Snakebites are a major public health issue in Myanmar (Burma), mainly among rural poor people who work in agricultural areas, such as in rice paddies.
Australia's Department of Foreign Affairs and Trade (DFAT) has awarded the University of Adelaide $2.3 million for a three-year project to help improve the management of snakebite patients in Myanmar and – in partnership with leading Australian antivenom producer bioCSL – to improve the quality, quantity and availability of antivenom.
The research will involve population studies, to help better target the distribution of antivenom, as well as first aid education and building capacity in clinical care at a local level.
“With the combination of quality healthcare systems and research, and an outstanding antivenom industry, Australia is uniquely placed to play a global leadership role through this humanitarian work,” says project leader Dr Chen Au Peh, Clinical Senior Lecturer in the University's School of Medicine and a Consultant Renal Physician with the Royal Adelaide Hospital.
“Snakebite is one of the world's most neglected tropical diseases. A severe bite from a Russell's viper – one of the most common deadly snakes in Myanmar – requires antivenom within the first 1-3 hours, otherwise the patient risks severe renal failure and death.
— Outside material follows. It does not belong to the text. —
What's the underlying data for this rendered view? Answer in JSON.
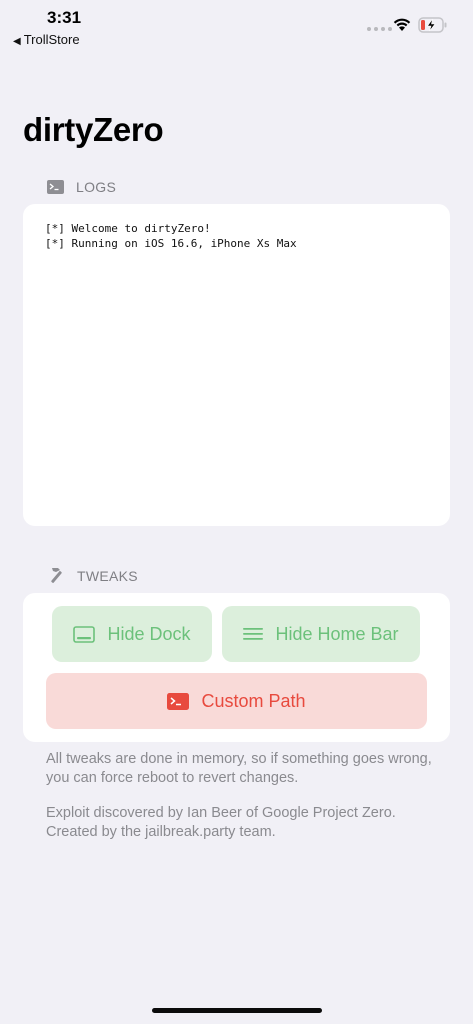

Unfortunately for many snakebite victims, they are in remote regions with little access to antivenom, and often do not receive the care they need within the required time,” Dr Peh says.
Team member Associate Professor Julian White, from the Toxinology Department at the Women's and Children's Hospital, and the University's School of Paediatrics and Reproductive Health, says that Australia is well known for having some of the deadliest snakes in the world, but in reality has less than 1000 snakebites each year, and only a couple of deaths.
“Myanmar has at least 14,000 snakebites a year, which is a conservative estimate – the actual figure could be three times higher than that,” he says.
Team member Dr Afzal Mahmood, of the University’s School of Population Health, says the Myanmar government helps to subsidise the cost of antivenom treatment but transport and accommodation can cost up to US$700.
“This can be more than a year's income,” he says. “Even if the patient survives, the impact of snakebite on the farming poor is severe.
“The project will help address these costs, by ensuring higher quality antivenom is in the right places at the right time, and by improving clinical care, thereby reducing hospital stays.”
The project, funded under DFAT's Government Partnerships for Development program, builds on years of close association between University of Adelaide health researchers and the Myanmar health sector.Jump to next article